Mia Ciardi

In the United States, approximately 2.3 million people are incarcerated. Of those 2.3 million people, 1 in 5 of them are locked up for a drug related offense — 50 percent of which are considered actual addicts. Out of this pool of addicts, 60-80 percent will return to prison after release for another drug related and 95 percent will remain substance abusers.

With these shocking statistics comes an even more shocking truth — no rehabilitation programs exist in association with drug related offenses. Drug addiction is the physical or psychological dependence a person has on a specific drug. Once an abuser reaches the dependency level, it is next to impossible to break the addiction without assistance.

If someone attempts to stop using a drug without weaning themselves off of it, they will experience withdrawal. Withdrawal symptoms occur when a drug is completely removed from an addict’s system. It is extremely uncomfortable and makes quitting notably harder, which is why rehabilitation centers were created.

“I have been arrested for three separate drug offenses,” Robert Weis, a plumber from Bloomingfield, PA said. “I am an alcoholic and a drug addict, but the court never cared. They kept sentencing me and expecting me to get better on my own, which is easier said than done.”

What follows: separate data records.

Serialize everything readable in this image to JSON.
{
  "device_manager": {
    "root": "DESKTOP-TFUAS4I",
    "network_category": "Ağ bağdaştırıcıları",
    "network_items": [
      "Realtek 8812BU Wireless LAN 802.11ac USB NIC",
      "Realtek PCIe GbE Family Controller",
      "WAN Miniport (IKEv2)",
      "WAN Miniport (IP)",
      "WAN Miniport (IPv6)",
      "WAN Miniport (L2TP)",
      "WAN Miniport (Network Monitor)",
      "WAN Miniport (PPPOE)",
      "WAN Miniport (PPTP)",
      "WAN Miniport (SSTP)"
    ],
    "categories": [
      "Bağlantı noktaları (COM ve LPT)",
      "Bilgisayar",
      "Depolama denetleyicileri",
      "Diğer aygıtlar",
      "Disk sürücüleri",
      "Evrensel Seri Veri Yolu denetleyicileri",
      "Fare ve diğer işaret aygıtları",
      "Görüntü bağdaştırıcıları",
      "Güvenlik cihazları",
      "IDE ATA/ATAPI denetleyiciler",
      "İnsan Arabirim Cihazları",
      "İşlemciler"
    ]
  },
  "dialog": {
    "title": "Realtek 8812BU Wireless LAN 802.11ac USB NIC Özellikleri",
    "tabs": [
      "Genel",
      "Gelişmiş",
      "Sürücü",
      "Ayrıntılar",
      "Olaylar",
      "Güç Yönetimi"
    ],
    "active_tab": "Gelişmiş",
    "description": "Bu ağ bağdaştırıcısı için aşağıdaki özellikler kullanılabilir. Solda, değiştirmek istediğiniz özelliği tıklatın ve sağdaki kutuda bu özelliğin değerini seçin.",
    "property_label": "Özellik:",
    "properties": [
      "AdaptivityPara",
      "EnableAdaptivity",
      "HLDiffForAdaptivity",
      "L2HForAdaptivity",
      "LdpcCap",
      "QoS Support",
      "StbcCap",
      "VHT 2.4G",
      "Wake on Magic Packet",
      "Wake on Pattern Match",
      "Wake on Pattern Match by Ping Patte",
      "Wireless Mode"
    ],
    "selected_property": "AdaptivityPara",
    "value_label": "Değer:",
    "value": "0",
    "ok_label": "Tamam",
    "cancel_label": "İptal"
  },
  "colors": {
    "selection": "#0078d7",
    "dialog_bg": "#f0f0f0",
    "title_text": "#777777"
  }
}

Weis is now ten years sober, after abusing alcohol and drugs for over 20 years, with no help from the legal system. He admitted that the only motivation to break his addiction was watching his family fall apart because of his decisions. A sentence offering rehabilitation options or requiring rehabilitation options would have helped Weis to break his addiction sooner, getting him the help he needed.

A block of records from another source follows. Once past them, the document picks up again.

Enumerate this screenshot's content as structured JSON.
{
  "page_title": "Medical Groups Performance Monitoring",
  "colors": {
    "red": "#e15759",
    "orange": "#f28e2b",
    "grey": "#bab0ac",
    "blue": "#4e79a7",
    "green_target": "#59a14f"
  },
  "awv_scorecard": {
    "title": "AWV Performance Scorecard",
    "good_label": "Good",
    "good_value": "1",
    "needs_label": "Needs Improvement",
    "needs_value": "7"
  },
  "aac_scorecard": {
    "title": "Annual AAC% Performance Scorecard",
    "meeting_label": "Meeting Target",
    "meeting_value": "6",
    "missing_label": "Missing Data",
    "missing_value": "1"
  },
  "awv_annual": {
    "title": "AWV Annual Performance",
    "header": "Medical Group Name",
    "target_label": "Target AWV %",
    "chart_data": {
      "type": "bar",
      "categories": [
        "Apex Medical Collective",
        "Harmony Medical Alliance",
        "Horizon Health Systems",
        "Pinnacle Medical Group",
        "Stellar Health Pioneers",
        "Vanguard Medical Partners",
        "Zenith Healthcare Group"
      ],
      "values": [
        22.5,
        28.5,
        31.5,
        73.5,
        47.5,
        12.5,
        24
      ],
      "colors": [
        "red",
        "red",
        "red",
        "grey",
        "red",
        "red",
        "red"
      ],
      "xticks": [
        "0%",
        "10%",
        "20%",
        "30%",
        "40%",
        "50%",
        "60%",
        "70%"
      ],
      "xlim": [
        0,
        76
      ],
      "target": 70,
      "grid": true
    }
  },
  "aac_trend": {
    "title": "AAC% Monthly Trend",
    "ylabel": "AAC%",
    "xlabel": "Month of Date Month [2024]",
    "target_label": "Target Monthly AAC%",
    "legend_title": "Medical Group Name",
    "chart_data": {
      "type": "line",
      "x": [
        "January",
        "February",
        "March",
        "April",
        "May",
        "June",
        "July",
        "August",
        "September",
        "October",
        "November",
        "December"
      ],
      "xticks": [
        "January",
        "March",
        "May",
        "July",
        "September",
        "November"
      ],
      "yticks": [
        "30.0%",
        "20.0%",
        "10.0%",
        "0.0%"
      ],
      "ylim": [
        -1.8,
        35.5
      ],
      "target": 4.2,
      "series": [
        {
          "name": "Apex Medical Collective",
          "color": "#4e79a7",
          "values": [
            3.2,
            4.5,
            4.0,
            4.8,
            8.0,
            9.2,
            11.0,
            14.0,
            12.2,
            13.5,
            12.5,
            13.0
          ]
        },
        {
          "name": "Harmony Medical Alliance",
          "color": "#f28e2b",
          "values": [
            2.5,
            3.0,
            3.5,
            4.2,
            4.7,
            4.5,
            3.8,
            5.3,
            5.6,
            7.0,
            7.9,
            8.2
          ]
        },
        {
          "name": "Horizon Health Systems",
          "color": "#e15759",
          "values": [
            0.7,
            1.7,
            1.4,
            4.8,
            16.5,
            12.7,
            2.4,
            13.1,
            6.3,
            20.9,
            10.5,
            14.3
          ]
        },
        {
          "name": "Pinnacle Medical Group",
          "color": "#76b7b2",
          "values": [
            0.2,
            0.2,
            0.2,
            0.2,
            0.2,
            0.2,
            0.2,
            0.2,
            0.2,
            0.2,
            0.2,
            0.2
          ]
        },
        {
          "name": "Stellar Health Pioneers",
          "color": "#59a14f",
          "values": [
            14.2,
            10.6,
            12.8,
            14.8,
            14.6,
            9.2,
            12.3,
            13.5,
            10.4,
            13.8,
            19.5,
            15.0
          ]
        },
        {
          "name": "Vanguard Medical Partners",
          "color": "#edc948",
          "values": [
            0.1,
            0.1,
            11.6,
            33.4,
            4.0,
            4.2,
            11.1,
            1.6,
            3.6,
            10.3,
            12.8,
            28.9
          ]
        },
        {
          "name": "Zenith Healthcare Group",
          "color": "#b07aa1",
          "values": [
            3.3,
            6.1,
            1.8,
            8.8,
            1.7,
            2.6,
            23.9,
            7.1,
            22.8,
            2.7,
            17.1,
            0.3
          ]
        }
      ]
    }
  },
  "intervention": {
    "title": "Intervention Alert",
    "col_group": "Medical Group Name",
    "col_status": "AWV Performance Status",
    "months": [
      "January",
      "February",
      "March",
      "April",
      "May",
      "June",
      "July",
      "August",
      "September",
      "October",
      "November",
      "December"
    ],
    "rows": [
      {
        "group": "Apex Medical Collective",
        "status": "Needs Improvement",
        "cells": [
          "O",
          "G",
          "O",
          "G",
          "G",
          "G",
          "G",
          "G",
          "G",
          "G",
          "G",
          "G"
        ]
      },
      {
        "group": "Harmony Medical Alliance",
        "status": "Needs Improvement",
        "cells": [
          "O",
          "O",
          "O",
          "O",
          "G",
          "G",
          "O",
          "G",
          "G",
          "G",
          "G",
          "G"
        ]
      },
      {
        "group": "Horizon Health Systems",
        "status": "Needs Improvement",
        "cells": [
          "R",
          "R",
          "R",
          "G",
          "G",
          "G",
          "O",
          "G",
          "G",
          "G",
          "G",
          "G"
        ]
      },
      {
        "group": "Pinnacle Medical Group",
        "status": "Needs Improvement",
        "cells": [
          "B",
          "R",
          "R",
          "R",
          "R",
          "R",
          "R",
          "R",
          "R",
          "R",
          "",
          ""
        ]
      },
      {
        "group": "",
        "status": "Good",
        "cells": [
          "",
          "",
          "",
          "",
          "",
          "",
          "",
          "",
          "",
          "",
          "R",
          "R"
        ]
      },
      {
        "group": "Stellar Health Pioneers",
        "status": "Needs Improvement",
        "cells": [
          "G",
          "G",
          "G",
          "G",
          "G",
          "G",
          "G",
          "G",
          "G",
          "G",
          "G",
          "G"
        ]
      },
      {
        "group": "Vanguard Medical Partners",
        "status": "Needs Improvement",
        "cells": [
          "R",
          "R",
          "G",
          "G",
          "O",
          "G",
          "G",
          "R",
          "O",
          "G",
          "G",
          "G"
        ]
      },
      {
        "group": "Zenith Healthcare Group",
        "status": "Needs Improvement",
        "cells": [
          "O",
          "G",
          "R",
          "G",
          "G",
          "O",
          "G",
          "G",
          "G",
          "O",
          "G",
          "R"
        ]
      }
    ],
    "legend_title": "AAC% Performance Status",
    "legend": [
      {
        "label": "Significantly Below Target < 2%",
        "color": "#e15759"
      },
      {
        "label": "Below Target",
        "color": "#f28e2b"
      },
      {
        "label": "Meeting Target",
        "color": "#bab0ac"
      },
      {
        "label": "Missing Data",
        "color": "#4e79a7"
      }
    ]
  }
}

In Texas, it costs around $20,275 to keep an inmate in prison. If rehabilitation was part of sentencing for drug offenders, millions of taxpayers’ dollars would be saved and freed to spend on more positive statewide issues. Aside from financial benefits, drug addiction rates would decrease dramatically, as well as the prevalence of drugs in communities.

All drug addicts need help abstaining from drugs. Whether they have been incarcerated for their dependency or not. Arresting and sentencing a drug addict to jail time is useless if that person is never going to receive the treatment they need to break their addiction. With the implementation of rehabilitation sentencing, individuals struggling with hopeless, paralyzing drug addiction would be given an opportunity to finally get better.

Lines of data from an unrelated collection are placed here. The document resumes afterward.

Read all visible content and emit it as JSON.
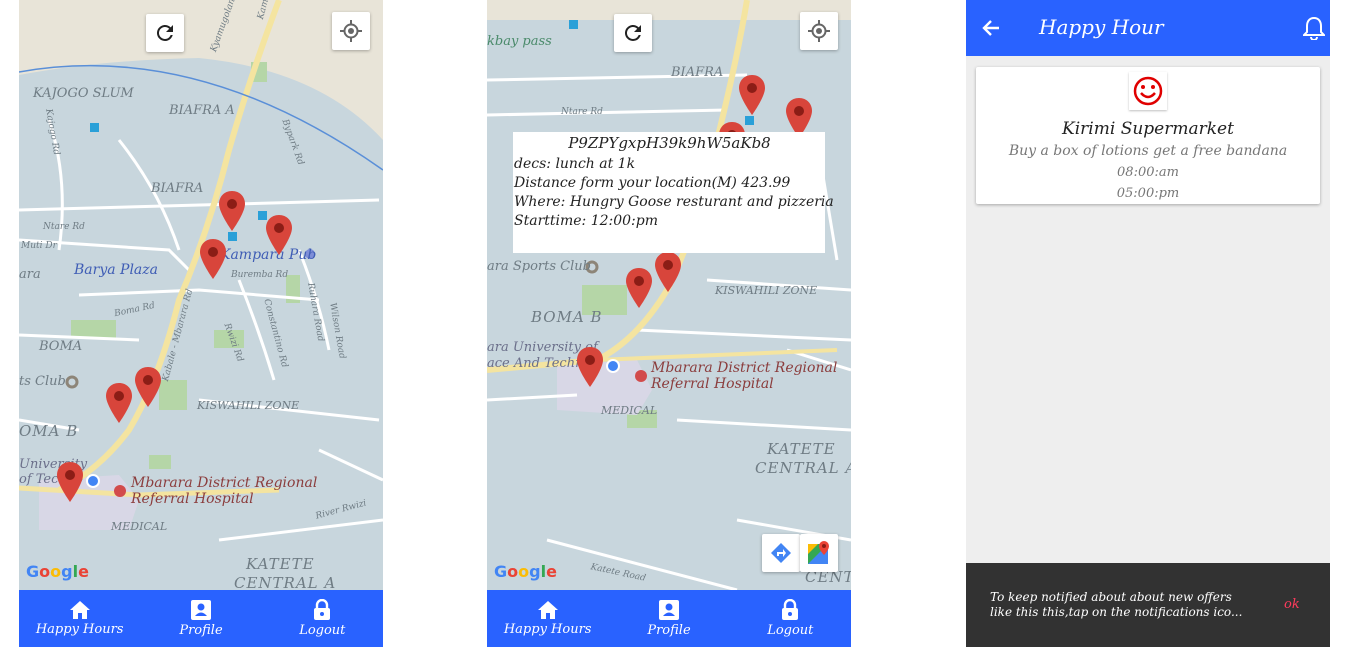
{
  "screen1": {
    "map_labels": {
      "kampala_rd": "Kampala Rd",
      "kyamugolani_rd": "Kyamugolani Rd",
      "kajogo_slum": "KAJOGO SLUM",
      "kajogo_rd": "Kajogo Rd",
      "biafra_a": "BIAFRA A",
      "bypark_rd": "Bypark Rd",
      "biafra": "BIAFRA",
      "ntare_rd": "Ntare Rd",
      "muti_dr": "Muti Dr",
      "barya_plaza": "Barya Plaza",
      "kampara_pub": "Kampara Pub",
      "buremba_rd": "Buremba Rd",
      "boma_rd": "Boma Rd",
      "mbarara_rd": "Kabale - Mbarara Rd",
      "rwizi_rd": "Rwizi Rd",
      "constantino_rd": "Constantino Rd",
      "ruhara_rd": "Ruhara Road",
      "wilson_rd": "Wilson Road",
      "boma": "BOMA",
      "sports_club": "ts Club",
      "kiswahili": "KISWAHILI ZONE",
      "boma_b": "OMA B",
      "university": "University of Techno",
      "hospital": "Mbarara District Regional Referral Hospital",
      "hospital_line1": "Mbarara District Regional",
      "hospital_line2": "Referral Hospital",
      "medical": "MEDICAL",
      "river_rwizi": "River Rwizi",
      "katete": "KATETE",
      "central_a": "CENTRAL A",
      "ara": "ara"
    },
    "google_logo": "Google"
  },
  "screen2": {
    "map_labels": {
      "bypass": "kbay pass",
      "biafra": "BIAFRA",
      "ntare_rd": "Ntare Rd",
      "sports_club": "ara Sports Club",
      "kiswahili": "KISWAHILI ZONE",
      "boma_b": "BOMA B",
      "university_1": "ara University of",
      "university_2": "ace And Techno",
      "hospital_line1": "Mbarara District Regional",
      "hospital_line2": "Referral Hospital",
      "medical": "MEDICAL",
      "katete": "KATETE",
      "central_a": "CENTRAL A",
      "katete_rd": "Katete Road",
      "centr": "CENTR"
    },
    "info_window": {
      "code": "P9ZPYgxpH39k9hW5aKb8",
      "desc": "decs: lunch at 1k",
      "distance": "Distance form your location(M) 423.99",
      "where": "Where: Hungry Goose resturant and pizzeria",
      "starttime": "Starttime: 12:00:pm"
    },
    "google_logo": "Google"
  },
  "nav": {
    "items": [
      {
        "label": "Happy Hours",
        "icon": "home-icon"
      },
      {
        "label": "Profile",
        "icon": "profile-icon"
      },
      {
        "label": "Logout",
        "icon": "lock-icon"
      }
    ],
    "bg_color": "#2962ff"
  },
  "screen3": {
    "title": "Happy Hour",
    "card": {
      "name": "Kirimi Supermarket",
      "description": "Buy a box of lotions get a free bandana",
      "start_time": "08:00:am",
      "end_time": "05:00:pm"
    },
    "snackbar": {
      "message": "To keep notified about about new offers like this this,tap on the notifications ico...",
      "action": "ok"
    }
  }
}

Mia Ciardi is a Journalism junior from Bernardsville, New Jersey. Follow her on Twitter @mia_ciardi.